In business as in sports, sometimes the best defence strategy is to attack.
This is so because while defence is reactive, attack is active — instead of letting a negative situation limit and determine your moves, you take control of things, create new options and choose a path based on your own goals.
In the context of the coronavirus pandemic, this means that even if your business has been hit hard, it is not fated to ruin. On the contrary, these uncertain times may be the moment for you to take stock of your situation, reassess your goals, find new opportunities, and maybe grow into new and unexpected areas.
Of course we can’t sugarcoat things. The pandemic is a curse for many economic sectors. The travel industry is the most impacted — airlines, hotels, travel agencies, travel designers, local tourism businesses and so on. Next come restaurants and the leisure industry — cinemas, theatres, show venues, recreation parks, artists of all kinds. Then retail — which can mean pretty much any kind of shop. And the list goes on.
Still, for many businesses there are ways to minimize the pandemic’s impact, to adapt and to create new opportunities for business growth. And two areas worth consideration — which are quite intertwined, really — are digital means and communication.
If your business is not yet in the digital world — or if it is only so in a superficial way — this might be the time for you to change that. You should definitely consider improving your digital marketing strategy. Here are a few ways to go about it:
• Review your website. Is it optimized for search engines — that is, are you using the keywords that will help prospects find your site with a quick Internet search? Does your website does it inspire trust in your brand? Is it easy to navigate?
• Use online ads — try paid and unpaid, in different websites, and decide what works best for you;

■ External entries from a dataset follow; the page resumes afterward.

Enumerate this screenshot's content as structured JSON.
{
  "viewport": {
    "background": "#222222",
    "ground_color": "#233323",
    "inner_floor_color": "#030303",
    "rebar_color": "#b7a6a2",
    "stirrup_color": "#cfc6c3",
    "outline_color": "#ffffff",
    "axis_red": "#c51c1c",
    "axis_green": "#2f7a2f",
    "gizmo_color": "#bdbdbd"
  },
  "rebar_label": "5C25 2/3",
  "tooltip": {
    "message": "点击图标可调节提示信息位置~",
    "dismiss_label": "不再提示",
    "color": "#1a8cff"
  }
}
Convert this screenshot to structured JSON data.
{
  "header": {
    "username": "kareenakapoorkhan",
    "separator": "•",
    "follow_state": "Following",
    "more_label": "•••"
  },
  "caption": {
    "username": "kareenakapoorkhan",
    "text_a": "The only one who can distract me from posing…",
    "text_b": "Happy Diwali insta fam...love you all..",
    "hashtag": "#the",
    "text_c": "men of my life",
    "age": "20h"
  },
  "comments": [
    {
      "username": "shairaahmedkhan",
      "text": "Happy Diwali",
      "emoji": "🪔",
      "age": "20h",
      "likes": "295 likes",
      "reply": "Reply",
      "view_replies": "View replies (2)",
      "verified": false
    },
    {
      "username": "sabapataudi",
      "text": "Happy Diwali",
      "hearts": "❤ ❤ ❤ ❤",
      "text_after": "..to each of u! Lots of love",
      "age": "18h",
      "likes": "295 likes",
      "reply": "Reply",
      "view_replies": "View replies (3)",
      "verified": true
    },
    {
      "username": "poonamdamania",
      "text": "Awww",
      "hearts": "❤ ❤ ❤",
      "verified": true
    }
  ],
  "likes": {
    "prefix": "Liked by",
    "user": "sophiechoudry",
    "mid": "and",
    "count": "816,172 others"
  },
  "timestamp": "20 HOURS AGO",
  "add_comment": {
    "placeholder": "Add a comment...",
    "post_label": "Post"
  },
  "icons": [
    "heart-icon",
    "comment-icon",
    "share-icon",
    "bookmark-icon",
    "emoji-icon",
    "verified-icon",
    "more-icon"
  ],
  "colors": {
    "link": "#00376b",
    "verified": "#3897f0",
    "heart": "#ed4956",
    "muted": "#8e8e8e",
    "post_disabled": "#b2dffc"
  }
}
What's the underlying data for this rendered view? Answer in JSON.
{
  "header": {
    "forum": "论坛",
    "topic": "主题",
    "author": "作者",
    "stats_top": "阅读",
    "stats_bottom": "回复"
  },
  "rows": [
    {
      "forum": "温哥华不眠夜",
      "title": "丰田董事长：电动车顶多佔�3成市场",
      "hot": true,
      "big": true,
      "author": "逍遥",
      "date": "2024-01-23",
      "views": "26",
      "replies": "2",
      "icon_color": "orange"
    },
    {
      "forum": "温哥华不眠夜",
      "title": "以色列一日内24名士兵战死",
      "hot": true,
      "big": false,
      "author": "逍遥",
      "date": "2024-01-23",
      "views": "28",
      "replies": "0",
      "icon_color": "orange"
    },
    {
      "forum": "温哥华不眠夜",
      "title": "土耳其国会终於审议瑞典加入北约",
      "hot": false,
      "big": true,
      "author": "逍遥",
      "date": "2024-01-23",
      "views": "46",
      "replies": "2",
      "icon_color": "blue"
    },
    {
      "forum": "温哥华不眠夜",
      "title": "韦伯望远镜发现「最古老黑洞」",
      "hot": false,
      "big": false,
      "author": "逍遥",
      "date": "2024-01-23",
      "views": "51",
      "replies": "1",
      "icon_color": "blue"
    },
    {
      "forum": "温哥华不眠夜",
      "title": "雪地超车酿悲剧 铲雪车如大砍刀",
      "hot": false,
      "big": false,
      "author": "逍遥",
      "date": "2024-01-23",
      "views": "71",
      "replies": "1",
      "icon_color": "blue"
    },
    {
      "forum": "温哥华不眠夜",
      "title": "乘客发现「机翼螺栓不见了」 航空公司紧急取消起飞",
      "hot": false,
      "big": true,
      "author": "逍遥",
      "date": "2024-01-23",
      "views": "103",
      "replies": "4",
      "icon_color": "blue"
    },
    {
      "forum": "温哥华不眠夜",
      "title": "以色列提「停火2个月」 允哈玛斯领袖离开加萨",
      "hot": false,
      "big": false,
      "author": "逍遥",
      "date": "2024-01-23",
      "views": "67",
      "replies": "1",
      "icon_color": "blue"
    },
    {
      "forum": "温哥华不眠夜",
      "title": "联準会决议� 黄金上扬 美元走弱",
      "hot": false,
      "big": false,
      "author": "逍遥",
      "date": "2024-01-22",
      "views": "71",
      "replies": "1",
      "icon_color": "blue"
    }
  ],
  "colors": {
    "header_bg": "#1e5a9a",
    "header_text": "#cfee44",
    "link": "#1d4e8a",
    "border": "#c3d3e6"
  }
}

• Research what social media are best for advertising your business — Facebook? Instagram? Twitter? Pinterest? LinkedIn? etc. — create accounts, and develop a promotion strategy;
• Improve your Google My Business profile by adding relevant information and getting your satisfied clients to leave you reviews.
All the above relates to communication, because advertising is communicating with prospects and with clients. But communication also means other things:
• Go to the customers you already have and ask them what are the challenges they are facing right now. Is there a way you can serve them better? Can you help them solve their new problems? This will increase their trust, and you might find that by adapting your products and services which are in little demand right now — or expanding into related areas where your expertise will serve you — you will open a whole new market;
• Find out whether new messaging tools or platforms will help you increase prospects’ trust and gain new clients — for instance, look into email automation and CRM (customer relationship management) tools;
• Remember your employees and communicate with them as well. Times are hard for everyone. Let your people know you care and sympathize. Be flexible and available to help them where you can. This will go a long way to ensuring you have dedicated people working with you — and a dedicated team can work miracles.
They say 10% is about what happens to you, and 90% about how you react to it. Maybe those percentages are not quite so favourable with the pandemic. But there’s still a margin of choice open to you — and that’s where you can set yourself apart from your competitors by taking informed, resourceful and determined action.